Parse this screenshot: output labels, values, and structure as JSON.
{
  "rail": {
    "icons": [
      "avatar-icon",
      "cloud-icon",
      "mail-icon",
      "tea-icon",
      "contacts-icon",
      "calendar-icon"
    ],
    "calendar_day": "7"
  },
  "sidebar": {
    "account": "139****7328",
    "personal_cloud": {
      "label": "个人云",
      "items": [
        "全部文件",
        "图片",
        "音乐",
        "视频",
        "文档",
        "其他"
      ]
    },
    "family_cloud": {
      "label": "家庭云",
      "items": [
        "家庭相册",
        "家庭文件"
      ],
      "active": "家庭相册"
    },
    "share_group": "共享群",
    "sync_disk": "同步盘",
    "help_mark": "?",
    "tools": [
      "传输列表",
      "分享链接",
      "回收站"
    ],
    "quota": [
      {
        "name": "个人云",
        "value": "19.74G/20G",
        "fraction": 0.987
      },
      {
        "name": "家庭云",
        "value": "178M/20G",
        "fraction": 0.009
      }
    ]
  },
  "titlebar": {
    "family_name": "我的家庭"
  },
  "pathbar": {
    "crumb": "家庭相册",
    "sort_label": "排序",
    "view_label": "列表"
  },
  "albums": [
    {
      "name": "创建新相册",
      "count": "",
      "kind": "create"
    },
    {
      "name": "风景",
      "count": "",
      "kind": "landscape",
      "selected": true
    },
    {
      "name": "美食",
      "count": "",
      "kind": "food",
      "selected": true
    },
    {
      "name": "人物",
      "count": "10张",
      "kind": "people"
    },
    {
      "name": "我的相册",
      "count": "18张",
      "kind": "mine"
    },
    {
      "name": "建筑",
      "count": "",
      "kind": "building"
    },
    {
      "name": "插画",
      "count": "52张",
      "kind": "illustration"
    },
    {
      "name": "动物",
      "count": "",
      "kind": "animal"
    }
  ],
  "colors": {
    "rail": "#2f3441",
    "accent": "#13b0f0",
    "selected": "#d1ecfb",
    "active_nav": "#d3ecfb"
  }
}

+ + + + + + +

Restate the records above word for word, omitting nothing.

▸ **Reply to the exercise**:
Parse this screenshot: output labels, values, and structure as JSON.
{
  "rail": {
    "icons": [
      "avatar-icon",
      "cloud-icon",
      "mail-icon",
      "tea-icon",
      "contacts-icon",
      "calendar-icon"
    ],
    "calendar_day": "7"
  },
  "sidebar": {
    "account": "139****7328",
    "personal_cloud": {
      "label": "个人云",
      "items": [
        "全部文件",
        "图片",
        "音乐",
        "视频",
        "文档",
        "其他"
      ]
    },
    "family_cloud": {
      "label": "家庭云",
      "items": [
        "家庭相册",
        "家庭文件"
      ],
      "active": "家庭相册"
    },
    "share_group": "共享群",
    "sync_disk": "同步盘",
    "help_mark": "?",
    "tools": [
      "传输列表",
      "分享链接",
      "回收站"
    ],
    "quota": [
      {
        "name": "个人云",
        "value": "19.74G/20G",
        "fraction": 0.987
      },
      {
        "name": "家庭云",
        "value": "178M/20G",
        "fraction": 0.009
      }
    ]
  },
  "titlebar": {
    "family_name": "我的家庭"
  },
  "pathbar": {
    "crumb": "家庭相册",
    "sort_label": "排序",
    "view_label": "列表"
  },
  "albums": [
    {
      "name": "创建新相册",
      "count": "",
      "kind": "create"
    },
    {
      "name": "风景",
      "count": "",
      "kind": "landscape",
      "selected": true
    },
    {
      "name": "美食",
      "count": "",
      "kind": "food",
      "selected": true
    },
    {
      "name": "人物",
      "count": "10张",
      "kind": "people"
    },
    {
      "name": "我的相册",
      "count": "18张",
      "kind": "mine"
    },
    {
      "name": "建筑",
      "count": "",
      "kind": "building"
    },
    {
      "name": "插画",
      "count": "52张",
      "kind": "illustration"
    },
    {
      "name": "动物",
      "count": "",
      "kind": "animal"
    }
  ],
  "colors": {
    "rail": "#2f3441",
    "accent": "#13b0f0",
    "selected": "#d1ecfb",
    "active_nav": "#d3ecfb"
  }
}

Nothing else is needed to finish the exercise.